dependence on the receivers, and of vassalage to the Government.
These are the sentiments which I delivered on a former occasion, and which I now reiterate to the full extentomitting nothing that is material, as far as connected with the letter of the President ; and, for the delivery of which, my privileges as a Senator, and those of this body, have been so grossly outraged.
[Mr. Grundy and Mr. Walker rose and stated that they had been attentive listeners during the debate alluded to in the President's letter, and corroborated the correctness of Mr. Calhoun's statement of what he had said on that occasion.]
Mr. Calhoun then said that he was gratified at what had been said, and that all might now see, from their statement, and the acquiescence of others, what little cause the President had for the outrage upon his privilege, and that of the Senate, and for applying language to him which is never used in intercourse between gentlemen, and better suited to the purlieus of Billingsgate than to the mansion of the Chief Magistrate.
On the Correspondence of our Government with that
of Great Britain, in relation to the Case of the brigs Comet, Emporium, and Enterprise, made in the Senate, February 14th, 1837.
MR. Calhoun said, it would be remembered that, on his motion, a resolution was adopted some time since, requesting the President to communicate to the Senate the correspondence between this Government and that of Great Britain, in relation to the case of the brigs Emporium and Enterprise. He held in his hand the Message of the President in answer to the resolution, from which he found there was another case (that of the Comet), of a similar character, of which he was not aware when he made his motion, and which occurred as far back as 1832. He had read with care the correspondence; but, he must say, with very little satisfaction. It was all on one side. Our Executive has been knocking—no, that is too strong a term—tapping gently at the door of the British Secretary, to obtain justice, for these five years, without receiving an answer-and this, in the plainest case imaginable. It was not his intention to censure those who had been intrusted with the correspondence on our part. They had written enough, and more than enough; but truth compelled him to say, the tone was not high enough—considering the injustice to our citizens, and the outrage on the flag and honor of the Union. His remarks were intended to apply more especially to the latter part of the correspondence—after the long delay without an answer from the British Government. At first, in so plain a case, little more could have been thought necessary than a plain statement of the facts—which was given in a very clear and satisfactory manner in the letter of the President elect, in the case of the Comet.
Without repeating what he said on the introduction of the resolution, he would remind the Senate of the facts of the case in the briefest manner possible.

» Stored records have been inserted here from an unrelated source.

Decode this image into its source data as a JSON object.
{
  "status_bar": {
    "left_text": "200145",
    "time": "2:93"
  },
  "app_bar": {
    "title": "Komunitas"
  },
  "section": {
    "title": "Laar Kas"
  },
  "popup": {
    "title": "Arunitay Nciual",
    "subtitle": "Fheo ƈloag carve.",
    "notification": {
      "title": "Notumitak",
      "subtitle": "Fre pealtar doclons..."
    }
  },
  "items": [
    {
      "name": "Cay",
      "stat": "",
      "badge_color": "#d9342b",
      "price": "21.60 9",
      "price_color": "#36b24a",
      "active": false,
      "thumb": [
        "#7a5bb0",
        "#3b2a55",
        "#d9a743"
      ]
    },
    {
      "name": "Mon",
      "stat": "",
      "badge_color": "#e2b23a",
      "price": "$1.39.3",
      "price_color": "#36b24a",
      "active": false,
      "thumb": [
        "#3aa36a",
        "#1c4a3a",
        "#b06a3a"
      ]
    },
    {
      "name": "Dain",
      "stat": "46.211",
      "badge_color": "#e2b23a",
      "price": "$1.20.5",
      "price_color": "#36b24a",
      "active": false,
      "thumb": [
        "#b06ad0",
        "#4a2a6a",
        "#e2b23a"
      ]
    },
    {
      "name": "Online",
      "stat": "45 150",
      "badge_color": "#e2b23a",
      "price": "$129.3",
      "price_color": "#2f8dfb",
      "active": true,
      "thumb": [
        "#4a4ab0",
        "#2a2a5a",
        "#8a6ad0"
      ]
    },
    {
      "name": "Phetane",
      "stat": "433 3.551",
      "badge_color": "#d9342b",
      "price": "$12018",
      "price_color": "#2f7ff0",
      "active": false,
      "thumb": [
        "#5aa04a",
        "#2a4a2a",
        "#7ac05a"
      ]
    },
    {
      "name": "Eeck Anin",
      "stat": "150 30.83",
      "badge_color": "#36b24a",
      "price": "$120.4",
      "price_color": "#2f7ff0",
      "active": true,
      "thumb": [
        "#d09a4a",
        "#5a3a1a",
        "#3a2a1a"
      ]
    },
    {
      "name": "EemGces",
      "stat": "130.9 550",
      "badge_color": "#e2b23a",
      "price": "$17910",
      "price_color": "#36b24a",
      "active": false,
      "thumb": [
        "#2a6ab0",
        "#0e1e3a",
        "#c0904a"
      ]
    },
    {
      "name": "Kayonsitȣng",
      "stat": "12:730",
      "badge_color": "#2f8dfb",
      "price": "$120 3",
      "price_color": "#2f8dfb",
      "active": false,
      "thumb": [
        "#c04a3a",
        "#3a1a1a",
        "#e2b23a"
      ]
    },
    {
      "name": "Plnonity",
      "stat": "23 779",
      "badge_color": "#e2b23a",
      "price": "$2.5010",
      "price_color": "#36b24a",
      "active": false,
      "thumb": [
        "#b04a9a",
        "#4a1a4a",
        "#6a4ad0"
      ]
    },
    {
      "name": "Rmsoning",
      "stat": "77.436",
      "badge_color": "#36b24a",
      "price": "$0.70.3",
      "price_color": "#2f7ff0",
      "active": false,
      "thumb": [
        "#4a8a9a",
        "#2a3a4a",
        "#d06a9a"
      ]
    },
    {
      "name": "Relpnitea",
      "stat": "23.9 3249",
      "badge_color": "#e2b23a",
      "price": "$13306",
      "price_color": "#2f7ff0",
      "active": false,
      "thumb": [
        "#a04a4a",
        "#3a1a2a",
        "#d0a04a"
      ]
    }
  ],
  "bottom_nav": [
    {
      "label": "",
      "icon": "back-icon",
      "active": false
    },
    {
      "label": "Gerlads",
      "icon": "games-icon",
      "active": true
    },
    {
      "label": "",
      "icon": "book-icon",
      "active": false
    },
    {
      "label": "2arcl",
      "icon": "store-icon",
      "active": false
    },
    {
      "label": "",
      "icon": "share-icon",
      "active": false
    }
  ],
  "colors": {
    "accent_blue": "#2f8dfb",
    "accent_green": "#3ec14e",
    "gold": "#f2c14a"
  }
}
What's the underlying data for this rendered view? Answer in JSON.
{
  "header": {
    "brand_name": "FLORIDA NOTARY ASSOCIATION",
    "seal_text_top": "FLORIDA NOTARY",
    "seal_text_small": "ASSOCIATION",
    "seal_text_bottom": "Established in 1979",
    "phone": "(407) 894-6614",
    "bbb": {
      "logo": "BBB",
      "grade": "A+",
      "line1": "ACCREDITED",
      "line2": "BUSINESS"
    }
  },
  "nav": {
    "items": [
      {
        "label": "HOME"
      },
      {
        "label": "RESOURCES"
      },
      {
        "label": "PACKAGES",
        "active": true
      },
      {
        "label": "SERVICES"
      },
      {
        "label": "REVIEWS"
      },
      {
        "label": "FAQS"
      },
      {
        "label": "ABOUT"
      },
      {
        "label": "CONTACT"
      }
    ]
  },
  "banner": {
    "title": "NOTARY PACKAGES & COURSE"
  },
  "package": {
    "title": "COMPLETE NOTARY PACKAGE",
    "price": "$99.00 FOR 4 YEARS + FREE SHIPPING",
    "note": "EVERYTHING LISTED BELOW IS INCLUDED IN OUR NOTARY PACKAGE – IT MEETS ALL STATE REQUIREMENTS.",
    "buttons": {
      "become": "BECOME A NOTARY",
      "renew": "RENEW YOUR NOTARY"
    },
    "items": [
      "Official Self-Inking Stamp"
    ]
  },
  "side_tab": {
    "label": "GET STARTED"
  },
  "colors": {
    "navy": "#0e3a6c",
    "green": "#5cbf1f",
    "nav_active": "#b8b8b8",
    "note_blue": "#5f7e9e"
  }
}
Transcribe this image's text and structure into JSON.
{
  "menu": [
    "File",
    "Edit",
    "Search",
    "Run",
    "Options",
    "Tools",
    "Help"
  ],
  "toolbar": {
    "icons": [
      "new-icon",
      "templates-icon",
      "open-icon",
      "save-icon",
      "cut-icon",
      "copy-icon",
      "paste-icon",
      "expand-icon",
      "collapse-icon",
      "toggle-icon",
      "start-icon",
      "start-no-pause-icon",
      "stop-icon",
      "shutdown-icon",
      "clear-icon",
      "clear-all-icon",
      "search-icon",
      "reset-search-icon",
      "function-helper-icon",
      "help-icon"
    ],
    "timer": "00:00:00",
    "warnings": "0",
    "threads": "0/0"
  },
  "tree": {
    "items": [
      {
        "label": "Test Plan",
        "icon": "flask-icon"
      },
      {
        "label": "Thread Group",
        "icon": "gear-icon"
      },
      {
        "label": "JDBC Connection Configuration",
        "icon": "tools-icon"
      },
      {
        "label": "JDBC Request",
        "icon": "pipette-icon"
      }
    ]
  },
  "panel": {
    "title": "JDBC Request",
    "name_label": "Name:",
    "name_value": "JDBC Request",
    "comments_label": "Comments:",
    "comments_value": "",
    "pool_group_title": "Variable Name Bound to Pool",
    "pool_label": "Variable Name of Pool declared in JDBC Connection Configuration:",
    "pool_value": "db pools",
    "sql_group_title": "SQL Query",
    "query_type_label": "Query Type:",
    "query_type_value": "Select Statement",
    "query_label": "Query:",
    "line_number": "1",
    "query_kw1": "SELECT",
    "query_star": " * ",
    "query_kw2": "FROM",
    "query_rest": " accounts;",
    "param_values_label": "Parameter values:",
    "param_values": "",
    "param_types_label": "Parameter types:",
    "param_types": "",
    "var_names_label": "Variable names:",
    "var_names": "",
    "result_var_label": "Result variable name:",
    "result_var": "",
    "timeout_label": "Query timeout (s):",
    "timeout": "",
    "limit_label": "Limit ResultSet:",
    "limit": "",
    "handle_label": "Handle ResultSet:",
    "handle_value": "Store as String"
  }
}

The three brigs were engaged in the coasting trade; and, among other passengers, had slaves on board, belonging to our citizens, who were sending them to the southwestern States with a view to settlement. The Enterprise was forced, by stress of weather, into Port Hamilton, Bermuda ; where the slaves on board were forcibly seized and detained by the local authorities. The other two were wrecked on the Keys belonging to the Bahama Islands, and the passengers and